## Exercise prompt
Print all entries precisely as they are written.

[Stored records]

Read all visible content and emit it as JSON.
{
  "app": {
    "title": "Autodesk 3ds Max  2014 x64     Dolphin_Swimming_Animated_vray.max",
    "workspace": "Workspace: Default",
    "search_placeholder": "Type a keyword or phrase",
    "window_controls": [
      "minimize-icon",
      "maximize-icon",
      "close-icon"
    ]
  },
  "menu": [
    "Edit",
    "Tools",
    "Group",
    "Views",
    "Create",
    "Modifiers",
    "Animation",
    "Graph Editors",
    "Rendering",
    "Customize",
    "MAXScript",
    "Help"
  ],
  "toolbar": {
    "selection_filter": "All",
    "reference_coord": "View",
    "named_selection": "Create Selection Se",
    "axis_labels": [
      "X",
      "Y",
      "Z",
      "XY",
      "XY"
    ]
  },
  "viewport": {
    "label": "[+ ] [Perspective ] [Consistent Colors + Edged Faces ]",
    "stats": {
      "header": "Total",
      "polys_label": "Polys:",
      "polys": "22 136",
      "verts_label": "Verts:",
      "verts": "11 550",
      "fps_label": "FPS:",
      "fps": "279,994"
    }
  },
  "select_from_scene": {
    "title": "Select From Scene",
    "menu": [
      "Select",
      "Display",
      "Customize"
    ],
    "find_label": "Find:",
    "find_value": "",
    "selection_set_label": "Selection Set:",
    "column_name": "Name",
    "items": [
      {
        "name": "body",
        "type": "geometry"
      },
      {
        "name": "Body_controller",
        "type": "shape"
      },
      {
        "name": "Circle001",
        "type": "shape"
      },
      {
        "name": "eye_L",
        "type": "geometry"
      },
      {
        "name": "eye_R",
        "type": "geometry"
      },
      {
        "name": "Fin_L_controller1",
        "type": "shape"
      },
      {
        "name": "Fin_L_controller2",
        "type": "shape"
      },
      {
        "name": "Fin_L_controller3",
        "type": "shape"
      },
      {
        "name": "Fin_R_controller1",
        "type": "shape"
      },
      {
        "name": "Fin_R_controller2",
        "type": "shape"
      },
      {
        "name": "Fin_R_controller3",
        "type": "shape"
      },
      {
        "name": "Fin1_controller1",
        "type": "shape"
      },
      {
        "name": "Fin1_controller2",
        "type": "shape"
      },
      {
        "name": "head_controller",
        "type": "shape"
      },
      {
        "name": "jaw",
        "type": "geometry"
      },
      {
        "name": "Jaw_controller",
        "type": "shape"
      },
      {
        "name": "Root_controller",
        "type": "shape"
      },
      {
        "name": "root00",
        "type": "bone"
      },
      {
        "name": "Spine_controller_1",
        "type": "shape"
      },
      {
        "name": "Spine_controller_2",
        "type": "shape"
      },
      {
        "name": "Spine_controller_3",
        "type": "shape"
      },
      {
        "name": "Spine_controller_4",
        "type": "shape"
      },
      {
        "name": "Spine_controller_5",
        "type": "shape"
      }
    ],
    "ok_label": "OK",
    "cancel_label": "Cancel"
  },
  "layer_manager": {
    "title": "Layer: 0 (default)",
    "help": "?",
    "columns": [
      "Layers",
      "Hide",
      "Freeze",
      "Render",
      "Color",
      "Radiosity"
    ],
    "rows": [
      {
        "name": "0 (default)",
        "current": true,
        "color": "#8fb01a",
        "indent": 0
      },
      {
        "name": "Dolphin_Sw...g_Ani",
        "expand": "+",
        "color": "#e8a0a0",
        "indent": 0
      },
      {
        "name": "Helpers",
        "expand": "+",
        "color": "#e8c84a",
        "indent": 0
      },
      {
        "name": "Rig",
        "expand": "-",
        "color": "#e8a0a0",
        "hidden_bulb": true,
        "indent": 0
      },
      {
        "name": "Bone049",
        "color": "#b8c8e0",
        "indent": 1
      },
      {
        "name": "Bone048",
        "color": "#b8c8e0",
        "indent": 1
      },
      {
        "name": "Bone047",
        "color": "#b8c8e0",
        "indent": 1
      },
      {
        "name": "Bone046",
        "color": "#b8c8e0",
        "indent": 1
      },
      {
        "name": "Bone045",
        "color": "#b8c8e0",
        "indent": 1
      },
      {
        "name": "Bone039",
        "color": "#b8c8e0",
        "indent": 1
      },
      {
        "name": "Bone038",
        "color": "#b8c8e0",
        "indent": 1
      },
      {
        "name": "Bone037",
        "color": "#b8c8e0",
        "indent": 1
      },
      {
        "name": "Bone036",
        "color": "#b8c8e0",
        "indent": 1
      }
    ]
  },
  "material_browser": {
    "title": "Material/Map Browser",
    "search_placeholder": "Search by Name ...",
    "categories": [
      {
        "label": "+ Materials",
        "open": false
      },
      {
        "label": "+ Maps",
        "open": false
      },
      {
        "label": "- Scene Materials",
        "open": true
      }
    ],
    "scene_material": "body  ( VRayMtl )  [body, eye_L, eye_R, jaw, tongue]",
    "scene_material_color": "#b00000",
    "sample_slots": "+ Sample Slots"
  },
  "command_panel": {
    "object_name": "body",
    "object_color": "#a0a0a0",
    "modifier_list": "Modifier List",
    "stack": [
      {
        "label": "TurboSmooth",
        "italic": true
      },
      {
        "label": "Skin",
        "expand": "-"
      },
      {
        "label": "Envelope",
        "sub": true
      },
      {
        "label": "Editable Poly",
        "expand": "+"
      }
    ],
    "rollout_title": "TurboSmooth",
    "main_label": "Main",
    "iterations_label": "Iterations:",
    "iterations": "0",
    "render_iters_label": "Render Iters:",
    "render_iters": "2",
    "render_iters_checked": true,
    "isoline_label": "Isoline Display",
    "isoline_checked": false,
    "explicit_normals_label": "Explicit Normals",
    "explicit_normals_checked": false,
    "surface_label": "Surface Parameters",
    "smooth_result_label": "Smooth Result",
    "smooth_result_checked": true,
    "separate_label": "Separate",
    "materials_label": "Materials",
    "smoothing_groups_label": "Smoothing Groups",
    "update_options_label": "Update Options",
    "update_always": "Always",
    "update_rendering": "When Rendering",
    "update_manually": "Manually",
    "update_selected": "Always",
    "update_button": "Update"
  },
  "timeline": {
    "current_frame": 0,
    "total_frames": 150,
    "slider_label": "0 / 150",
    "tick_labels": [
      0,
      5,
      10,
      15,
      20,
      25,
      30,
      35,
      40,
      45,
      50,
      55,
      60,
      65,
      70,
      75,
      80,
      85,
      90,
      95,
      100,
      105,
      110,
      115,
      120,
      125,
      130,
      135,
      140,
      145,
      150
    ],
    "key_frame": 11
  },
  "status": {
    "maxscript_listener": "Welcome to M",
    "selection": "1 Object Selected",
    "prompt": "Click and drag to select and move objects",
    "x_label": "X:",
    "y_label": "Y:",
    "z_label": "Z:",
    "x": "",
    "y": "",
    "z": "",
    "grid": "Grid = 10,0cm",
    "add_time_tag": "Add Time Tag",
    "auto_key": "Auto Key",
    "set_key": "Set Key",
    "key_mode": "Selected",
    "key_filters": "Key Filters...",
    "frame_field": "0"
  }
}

## Solution for this exercise
Read all visible content and emit it as JSON.
{
  "app": {
    "title": "Autodesk 3ds Max  2014 x64     Dolphin_Swimming_Animated_vray.max",
    "workspace": "Workspace: Default",
    "search_placeholder": "Type a keyword or phrase",
    "window_controls": [
      "minimize-icon",
      "maximize-icon",
      "close-icon"
    ]
  },
  "menu": [
    "Edit",
    "Tools",
    "Group",
    "Views",
    "Create",
    "Modifiers",
    "Animation",
    "Graph Editors",
    "Rendering",
    "Customize",
    "MAXScript",
    "Help"
  ],
  "toolbar": {
    "selection_filter": "All",
    "reference_coord": "View",
    "named_selection": "Create Selection Se",
    "axis_labels": [
      "X",
      "Y",
      "Z",
      "XY",
      "XY"
    ]
  },
  "viewport": {
    "label": "[+ ] [Perspective ] [Consistent Colors + Edged Faces ]",
    "stats": {
      "header": "Total",
      "polys_label": "Polys:",
      "polys": "22 136",
      "verts_label": "Verts:",
      "verts": "11 550",
      "fps_label": "FPS:",
      "fps": "279,994"
    }
  },
  "select_from_scene": {
    "title": "Select From Scene",
    "menu": [
      "Select",
      "Display",
      "Customize"
    ],
    "find_label": "Find:",
    "find_value": "",
    "selection_set_label": "Selection Set:",
    "column_name": "Name",
    "items": [
      {
        "name": "body",
        "type": "geometry"
      },
      {
        "name": "Body_controller",
        "type": "shape"
      },
      {
        "name": "Circle001",
        "type": "shape"
      },
      {
        "name": "eye_L",
        "type": "geometry"
      },
      {
        "name": "eye_R",
        "type": "geometry"
      },
      {
        "name": "Fin_L_controller1",
        "type": "shape"
      },
      {
        "name": "Fin_L_controller2",
        "type": "shape"
      },
      {
        "name": "Fin_L_controller3",
        "type": "shape"
      },
      {
        "name": "Fin_R_controller1",
        "type": "shape"
      },
      {
        "name": "Fin_R_controller2",
        "type": "shape"
      },
      {
        "name": "Fin_R_controller3",
        "type": "shape"
      },
      {
        "name": "Fin1_controller1",
        "type": "shape"
      },
      {
        "name": "Fin1_controller2",
        "type": "shape"
      },
      {
        "name": "head_controller",
        "type": "shape"
      },
      {
        "name": "jaw",
        "type": "geometry"
      },
      {
        "name": "Jaw_controller",
        "type": "shape"
      },
      {
        "name": "Root_controller",
        "type": "shape"
      },
      {
        "name": "root00",
        "type": "bone"
      },
      {
        "name": "Spine_controller_1",
        "type": "shape"
      },
      {
        "name": "Spine_controller_2",
        "type": "shape"
      },
      {
        "name": "Spine_controller_3",
        "type": "shape"
      },
      {
        "name": "Spine_controller_4",
        "type": "shape"
      },
      {
        "name": "Spine_controller_5",
        "type": "shape"
      }
    ],
    "ok_label": "OK",
    "cancel_label": "Cancel"
  },
  "layer_manager": {
    "title": "Layer: 0 (default)",
    "help": "?",
    "columns": [
      "Layers",
      "Hide",
      "Freeze",
      "Render",
      "Color",
      "Radiosity"
    ],
    "rows": [
      {
        "name": "0 (default)",
        "current": true,
        "color": "#8fb01a",
        "indent": 0
      },
      {
        "name": "Dolphin_Sw...g_Ani",
        "expand": "+",
        "color": "#e8a0a0",
        "indent": 0
      },
      {
        "name": "Helpers",
        "expand": "+",
        "color": "#e8c84a",
        "indent": 0
      },
      {
        "name": "Rig",
        "expand": "-",
        "color": "#e8a0a0",
        "hidden_bulb": true,
        "indent": 0
      },
      {
        "name": "Bone049",
        "color": "#b8c8e0",
        "indent": 1
      },
      {
        "name": "Bone048",
        "color": "#b8c8e0",
        "indent": 1
      },
      {
        "name": "Bone047",
        "color": "#b8c8e0",
        "indent": 1
      },
      {
        "name": "Bone046",
        "color": "#b8c8e0",
        "indent": 1
      },
      {
        "name": "Bone045",
        "color": "#b8c8e0",
        "indent": 1
      },
      {
        "name": "Bone039",
        "color": "#b8c8e0",
        "indent": 1
      },
      {
        "name": "Bone038",
        "color": "#b8c8e0",
        "indent": 1
      },
      {
        "name": "Bone037",
        "color": "#b8c8e0",
        "indent": 1
      },
      {
        "name": "Bone036",
        "color": "#b8c8e0",
        "indent": 1
      }
    ]
  },
  "material_browser": {
    "title": "Material/Map Browser",
    "search_placeholder": "Search by Name ...",
    "categories": [
      {
        "label": "+ Materials",
        "open": false
      },
      {
        "label": "+ Maps",
        "open": false
      },
      {
        "label": "- Scene Materials",
        "open": true
      }
    ],
    "scene_material": "body  ( VRayMtl )  [body, eye_L, eye_R, jaw, tongue]",
    "scene_material_color": "#b00000",
    "sample_slots": "+ Sample Slots"
  },
  "command_panel": {
    "object_name": "body",
    "object_color": "#a0a0a0",
    "modifier_list": "Modifier List",
    "stack": [
      {
        "label": "TurboSmooth",
        "italic": true
      },
      {
        "label": "Skin",
        "expand": "-"
      },
      {
        "label": "Envelope",
        "sub": true
      },
      {
        "label": "Editable Poly",
        "expand": "+"
      }
    ],
    "rollout_title": "TurboSmooth",
    "main_label": "Main",
    "iterations_label": "Iterations:",
    "iterations": "0",
    "render_iters_label": "Render Iters:",
    "render_iters": "2",
    "render_iters_checked": true,
    "isoline_label": "Isoline Display",
    "isoline_checked": false,
    "explicit_normals_label": "Explicit Normals",
    "explicit_normals_checked": false,
    "surface_label": "Surface Parameters",
    "smooth_result_label": "Smooth Result",
    "smooth_result_checked": true,
    "separate_label": "Separate",
    "materials_label": "Materials",
    "smoothing_groups_label": "Smoothing Groups",
    "update_options_label": "Update Options",
    "update_always": "Always",
    "update_rendering": "When Rendering",
    "update_manually": "Manually",
    "update_selected": "Always",
    "update_button": "Update"
  },
  "timeline": {
    "current_frame": 0,
    "total_frames": 150,
    "slider_label": "0 / 150",
    "tick_labels": [
      0,
      5,
      10,
      15,
      20,
      25,
      30,
      35,
      40,
      45,
      50,
      55,
      60,
      65,
      70,
      75,
      80,
      85,
      90,
      95,
      100,
      105,
      110,
      115,
      120,
      125,
      130,
      135,
      140,
      145,
      150
    ],
    "key_frame": 11
  },
  "status": {
    "maxscript_listener": "Welcome to M",
    "selection": "1 Object Selected",
    "prompt": "Click and drag to select and move objects",
    "x_label": "X:",
    "y_label": "Y:",
    "z_label": "Z:",
    "x": "",
    "y": "",
    "z": "",
    "grid": "Grid = 10,0cm",
    "add_time_tag": "Add Time Tag",
    "auto_key": "Auto Key",
    "set_key": "Set Key",
    "key_mode": "Selected",
    "key_filters": "Key Filters...",
    "frame_field": "0"
  }
}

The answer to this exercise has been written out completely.